Be sure to visit the legendary Sukiyabashi Jiro headed by chef Jiro Ono, also featured in the popular documentary, Jiro Dreams of Sushi. Chef Jiro handmakes each piece of sushi himself and teaches guests the art of consuming sushi. It’s an authentic dining experience that you won’t soon forget. Not a big sushi fan? Head over to Tsuta instead — the world’s only Michelin-starred ramen restaurant. Tsuta makes its ramen in-house and uses a combination of chicken, beef, and hamaguri clams for its dashi broth. The shoyu ramen is the most popular choice here, but you can’t go wrong with their seasonal specials like tsukemen (dipping ramen).
If you’ve never thought about visiting Marrakech before, you’re going to want to book a flight after this. Drawing its culinary influences from France, Africa, and the Middle East, Marrakech has some of the world’s most diverse cuisines. This city is filled with aromatic spices and unique flavor combinations. It’s the perfect destination for adventurous foodies looking to try something new.

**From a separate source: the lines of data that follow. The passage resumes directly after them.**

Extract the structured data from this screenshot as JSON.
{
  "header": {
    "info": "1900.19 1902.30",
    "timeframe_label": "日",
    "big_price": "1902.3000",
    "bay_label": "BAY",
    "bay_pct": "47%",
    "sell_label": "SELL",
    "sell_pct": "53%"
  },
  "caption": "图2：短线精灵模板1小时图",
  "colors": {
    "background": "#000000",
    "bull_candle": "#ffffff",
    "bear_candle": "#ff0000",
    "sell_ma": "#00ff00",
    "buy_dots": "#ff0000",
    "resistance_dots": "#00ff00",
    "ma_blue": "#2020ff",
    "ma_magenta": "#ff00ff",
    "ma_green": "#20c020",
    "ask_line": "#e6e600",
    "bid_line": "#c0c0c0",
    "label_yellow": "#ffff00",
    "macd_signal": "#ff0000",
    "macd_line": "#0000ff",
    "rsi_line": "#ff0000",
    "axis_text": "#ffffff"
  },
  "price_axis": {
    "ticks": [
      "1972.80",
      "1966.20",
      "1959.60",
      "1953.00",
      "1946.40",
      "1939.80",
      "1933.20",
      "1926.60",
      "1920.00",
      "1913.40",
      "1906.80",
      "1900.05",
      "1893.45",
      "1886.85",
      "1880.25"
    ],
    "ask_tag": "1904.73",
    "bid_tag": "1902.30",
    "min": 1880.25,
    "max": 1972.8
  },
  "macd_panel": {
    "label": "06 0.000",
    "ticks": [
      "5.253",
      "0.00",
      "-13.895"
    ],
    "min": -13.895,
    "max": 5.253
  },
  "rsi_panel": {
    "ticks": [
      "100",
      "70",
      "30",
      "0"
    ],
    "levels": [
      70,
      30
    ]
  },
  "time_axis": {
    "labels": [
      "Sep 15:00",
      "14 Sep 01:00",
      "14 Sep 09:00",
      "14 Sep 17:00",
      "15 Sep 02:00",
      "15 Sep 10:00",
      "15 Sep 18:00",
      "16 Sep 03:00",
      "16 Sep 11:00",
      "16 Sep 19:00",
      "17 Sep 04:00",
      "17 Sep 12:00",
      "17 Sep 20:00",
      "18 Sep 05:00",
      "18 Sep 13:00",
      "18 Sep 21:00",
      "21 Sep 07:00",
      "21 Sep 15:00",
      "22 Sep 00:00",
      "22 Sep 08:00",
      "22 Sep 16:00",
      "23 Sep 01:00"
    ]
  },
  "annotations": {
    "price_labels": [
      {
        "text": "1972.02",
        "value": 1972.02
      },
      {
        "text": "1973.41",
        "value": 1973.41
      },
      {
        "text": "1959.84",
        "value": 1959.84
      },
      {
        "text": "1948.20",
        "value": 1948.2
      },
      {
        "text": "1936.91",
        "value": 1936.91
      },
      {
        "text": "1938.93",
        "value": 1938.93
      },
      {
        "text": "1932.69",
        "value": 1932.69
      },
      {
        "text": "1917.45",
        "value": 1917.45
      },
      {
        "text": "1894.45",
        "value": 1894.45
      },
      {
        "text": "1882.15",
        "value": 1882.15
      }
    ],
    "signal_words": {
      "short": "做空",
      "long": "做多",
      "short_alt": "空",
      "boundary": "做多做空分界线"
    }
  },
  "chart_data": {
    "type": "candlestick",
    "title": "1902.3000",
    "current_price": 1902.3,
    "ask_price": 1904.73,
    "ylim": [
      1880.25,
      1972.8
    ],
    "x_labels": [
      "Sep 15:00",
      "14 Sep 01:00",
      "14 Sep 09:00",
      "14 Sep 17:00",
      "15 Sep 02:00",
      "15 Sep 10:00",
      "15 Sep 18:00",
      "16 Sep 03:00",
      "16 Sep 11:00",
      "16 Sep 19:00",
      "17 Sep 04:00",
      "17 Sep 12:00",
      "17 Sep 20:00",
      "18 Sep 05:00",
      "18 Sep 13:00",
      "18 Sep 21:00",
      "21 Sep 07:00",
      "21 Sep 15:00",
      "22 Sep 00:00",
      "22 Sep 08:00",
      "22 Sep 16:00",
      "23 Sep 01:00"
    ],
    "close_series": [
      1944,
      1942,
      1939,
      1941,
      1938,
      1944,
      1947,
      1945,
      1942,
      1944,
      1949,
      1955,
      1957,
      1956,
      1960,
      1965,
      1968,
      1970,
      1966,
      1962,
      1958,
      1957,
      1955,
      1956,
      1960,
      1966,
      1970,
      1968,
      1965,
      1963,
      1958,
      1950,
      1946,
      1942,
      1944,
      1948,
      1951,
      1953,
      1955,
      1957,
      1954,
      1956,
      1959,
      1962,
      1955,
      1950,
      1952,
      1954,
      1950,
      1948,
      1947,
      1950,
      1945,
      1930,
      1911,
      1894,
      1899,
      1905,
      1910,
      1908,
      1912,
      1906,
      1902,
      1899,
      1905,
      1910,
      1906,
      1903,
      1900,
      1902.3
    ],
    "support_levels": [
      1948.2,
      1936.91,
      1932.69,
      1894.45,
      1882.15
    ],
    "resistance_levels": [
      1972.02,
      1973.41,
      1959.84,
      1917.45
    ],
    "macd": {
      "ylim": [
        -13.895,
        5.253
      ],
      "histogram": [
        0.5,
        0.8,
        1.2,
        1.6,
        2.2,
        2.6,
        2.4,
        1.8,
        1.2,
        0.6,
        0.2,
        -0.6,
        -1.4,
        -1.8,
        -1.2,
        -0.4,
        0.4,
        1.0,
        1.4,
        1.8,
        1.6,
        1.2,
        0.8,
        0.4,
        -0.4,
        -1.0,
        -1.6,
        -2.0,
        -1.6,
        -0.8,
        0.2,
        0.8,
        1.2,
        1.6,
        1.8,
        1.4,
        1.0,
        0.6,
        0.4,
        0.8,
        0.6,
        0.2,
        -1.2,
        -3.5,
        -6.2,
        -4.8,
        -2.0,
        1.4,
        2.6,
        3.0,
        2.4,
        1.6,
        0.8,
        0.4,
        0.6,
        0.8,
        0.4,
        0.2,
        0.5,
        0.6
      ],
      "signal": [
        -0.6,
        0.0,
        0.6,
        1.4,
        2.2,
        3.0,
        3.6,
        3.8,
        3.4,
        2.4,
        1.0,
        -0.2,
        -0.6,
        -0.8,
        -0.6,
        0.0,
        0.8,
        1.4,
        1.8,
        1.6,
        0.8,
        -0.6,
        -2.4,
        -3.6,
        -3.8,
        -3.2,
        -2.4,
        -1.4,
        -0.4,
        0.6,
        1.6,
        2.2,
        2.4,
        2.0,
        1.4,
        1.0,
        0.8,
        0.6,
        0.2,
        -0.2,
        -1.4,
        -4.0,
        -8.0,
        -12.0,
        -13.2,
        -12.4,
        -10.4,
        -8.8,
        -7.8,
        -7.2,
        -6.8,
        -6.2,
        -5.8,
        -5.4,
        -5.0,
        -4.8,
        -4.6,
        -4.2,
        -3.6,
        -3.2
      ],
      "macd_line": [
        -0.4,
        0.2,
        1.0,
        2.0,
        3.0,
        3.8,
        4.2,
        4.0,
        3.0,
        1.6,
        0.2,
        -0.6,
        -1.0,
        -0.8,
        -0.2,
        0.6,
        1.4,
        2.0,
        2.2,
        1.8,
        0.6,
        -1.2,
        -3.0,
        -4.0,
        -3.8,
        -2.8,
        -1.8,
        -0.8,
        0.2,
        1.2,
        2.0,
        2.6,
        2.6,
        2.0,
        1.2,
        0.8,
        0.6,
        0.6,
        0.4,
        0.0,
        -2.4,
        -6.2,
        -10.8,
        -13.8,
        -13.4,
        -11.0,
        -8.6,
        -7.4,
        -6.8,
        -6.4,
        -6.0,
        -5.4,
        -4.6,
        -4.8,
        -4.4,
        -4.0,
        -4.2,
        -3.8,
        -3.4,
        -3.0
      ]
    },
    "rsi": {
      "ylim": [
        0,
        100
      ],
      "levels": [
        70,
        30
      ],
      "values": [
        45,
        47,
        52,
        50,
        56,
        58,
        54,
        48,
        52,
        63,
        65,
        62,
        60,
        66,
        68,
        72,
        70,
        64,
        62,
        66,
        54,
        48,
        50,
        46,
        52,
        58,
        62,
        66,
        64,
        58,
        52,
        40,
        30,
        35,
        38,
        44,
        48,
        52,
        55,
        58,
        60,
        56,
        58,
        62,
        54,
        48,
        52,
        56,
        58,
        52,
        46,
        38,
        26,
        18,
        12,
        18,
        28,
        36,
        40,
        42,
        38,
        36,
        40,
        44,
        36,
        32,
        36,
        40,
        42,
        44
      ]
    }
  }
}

Street food is an essential part of Moroccan culture, and there’s no better place for it than the Jemma el Fna square. Here, you’ll find an interesting mix between traditional kebabs and couscous and not-so-ordinary dishes like sheep head and snail soup. When you’re roaming down these streets, grab a bite of b’stilla (pigeon pie), harira (lentil, chickpea, and lamb soup), and makouda with harissa sauce (deep-fried potato balls). After you’ve had your fill of street food snacks, visit Al Fassia Aguedal for some Moroccan home cooking. Enjoy traditional dishes like tagine (chicken, lamb, or beef clay pot) and the signature roasted lamb shoulder.
Tasting local cuisines is one of the best parts of traveling internationally. Make sure to add some of these top restaurants to your foodie destinations and experience what it’s like to eat like a local wherever you go.